Mabel Hampton, Bill T. Jones, Bessie Smith, Peter Gomes, Ruth Ellis oldest dyke (meant with power here), Angela Davis always fights!

We wrote the Fire!! It was always burning since the world’s been turning, but we wrote the Fire!! No we didn’t light it, but we can incite it!

Tracy Chapman, Sapphire, June Jordan, Pat Parker, Marlon Riggs, John Amaechi, Jean-Michel Basquiat

Johnny Mathis, Linda Villarosa, Sharon Farmer, Octavia Butler, Zora Neale Hurston, Jacqueline Woodson, Barbara Jordan, Pomo Afro Homos

Glenn Burke invents High Five, Whoopie Goldberg brings it Live, Mary Edmonia Lewis, Claude McKay, Alice Walker, Paris Barclay

Tevin Campbell, Me’Shell N’DeGeOCello, Nell Carter, Charles Pugh, Alvin Ailey, Luther Vandross,  Jackie Walker

We wrote the Fire!! It was always burning since the world’s been turning, but we wrote the Fire!! No we didn’t light it, but we can incite it!

Gladys Bentley, Sheryl Swoopes, Darryl Stephens, Felicia “Snoop” Pearson, Jewelle Gomez, Alvin Ailey, Soni Fashanu

Billy Curtis, Billie Holliday, Billy Porter on Broadway, Billy Strayhorn, Joe Beam, all the Billy’s in between

George Washington Carver, Cheryl Clark, Aviance, Sylvester, Kecia Cunningham, Maurice Jamal, Andre Leon Talley is the Vogue man, Jermaine Stewart, Miss J walk this way, we have so much more to say!

We wrote the Fire!! It was always burning since the world’s been turning, but we wrote the Fire!! No we didn’t light it, but we can incite it!

For more on Black History Month

The wiki list of LGBT African Americans, United Kingdom Black LGBT legends compiled by the Zuna Institute,

While Ms. Coretta Scott King has not labeled herself as lgbtq, she has certainly been an ally for lgbtq people across communities.
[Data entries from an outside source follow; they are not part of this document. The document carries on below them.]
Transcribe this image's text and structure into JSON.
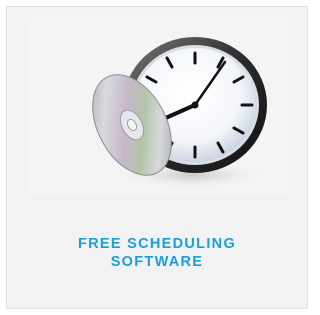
{
  "card": {
    "image_icon": "clock-with-cd-icon",
    "title_line1": "FREE SCHEDULING",
    "title_line2": "SOFTWARE"
  },
  "colors": {
    "accent": "#1a9fdb",
    "card_background": "#f2f2f2",
    "card_border": "#e1e1e1"
  }
}
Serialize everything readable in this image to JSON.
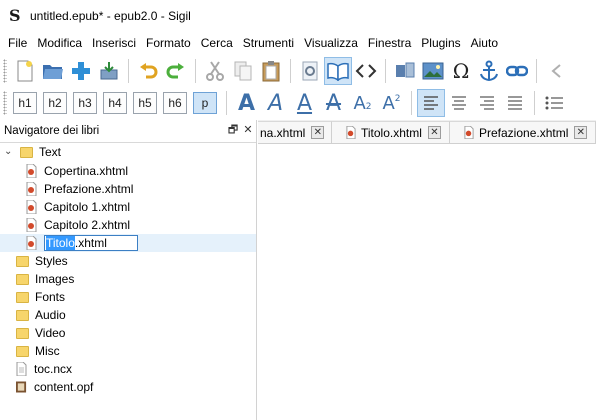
{
  "window": {
    "title": "untitled.epub* - epub2.0 - Sigil"
  },
  "menu": [
    "File",
    "Modifica",
    "Inserisci",
    "Formato",
    "Cerca",
    "Strumenti",
    "Visualizza",
    "Finestra",
    "Plugins",
    "Aiuto"
  ],
  "toolbar_main": {
    "icons": [
      "new-file-icon",
      "open-folder-icon",
      "add-file-icon",
      "save-icon",
      "undo-icon",
      "redo-icon",
      "cut-icon",
      "copy-icon",
      "paste-icon",
      "preview-icon",
      "book-view-icon",
      "code-view-icon",
      "metadata-editor-icon",
      "insert-image-icon",
      "insert-special-char-icon",
      "insert-id-icon",
      "insert-link-icon",
      "back-icon"
    ],
    "active": "book-view-icon"
  },
  "toolbar_format": {
    "headings": [
      "h1",
      "h2",
      "h3",
      "h4",
      "h5",
      "h6",
      "p"
    ],
    "active_heading": "p",
    "text_style_glyph": "A",
    "subscript_mark": "2",
    "superscript_mark": "2",
    "align_active": "align-left"
  },
  "book_browser": {
    "title": "Navigatore dei libri",
    "undock_glyph": "🗗",
    "close_glyph": "✕",
    "items": [
      {
        "label": "Text",
        "type": "folder",
        "expanded": true
      },
      {
        "label": "Copertina.xhtml",
        "type": "xhtml"
      },
      {
        "label": "Prefazione.xhtml",
        "type": "xhtml"
      },
      {
        "label": "Capitolo 1.xhtml",
        "type": "xhtml"
      },
      {
        "label": "Capitolo 2.xhtml",
        "type": "xhtml"
      },
      {
        "label": "Styles",
        "type": "folder"
      },
      {
        "label": "Images",
        "type": "folder"
      },
      {
        "label": "Fonts",
        "type": "folder"
      },
      {
        "label": "Audio",
        "type": "folder"
      },
      {
        "label": "Video",
        "type": "folder"
      },
      {
        "label": "Misc",
        "type": "folder"
      },
      {
        "label": "toc.ncx",
        "type": "ncx"
      },
      {
        "label": "content.opf",
        "type": "opf"
      }
    ],
    "rename": {
      "selected_text": "Titolo",
      "rest_text": ".xhtml"
    }
  },
  "tabs": [
    {
      "label": "na.xhtml"
    },
    {
      "label": "Titolo.xhtml"
    },
    {
      "label": "Prefazione.xhtml"
    }
  ],
  "tab_close_glyph": "✕",
  "colors": {
    "accent": "#3d6fa8",
    "selection": "#e5f1fb",
    "folder": "#f7d56b",
    "rename_highlight": "#3399ff"
  }
}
Check this out for a bit of a list and some quotes. http://gsanetwork.org/BlackedOUTHistory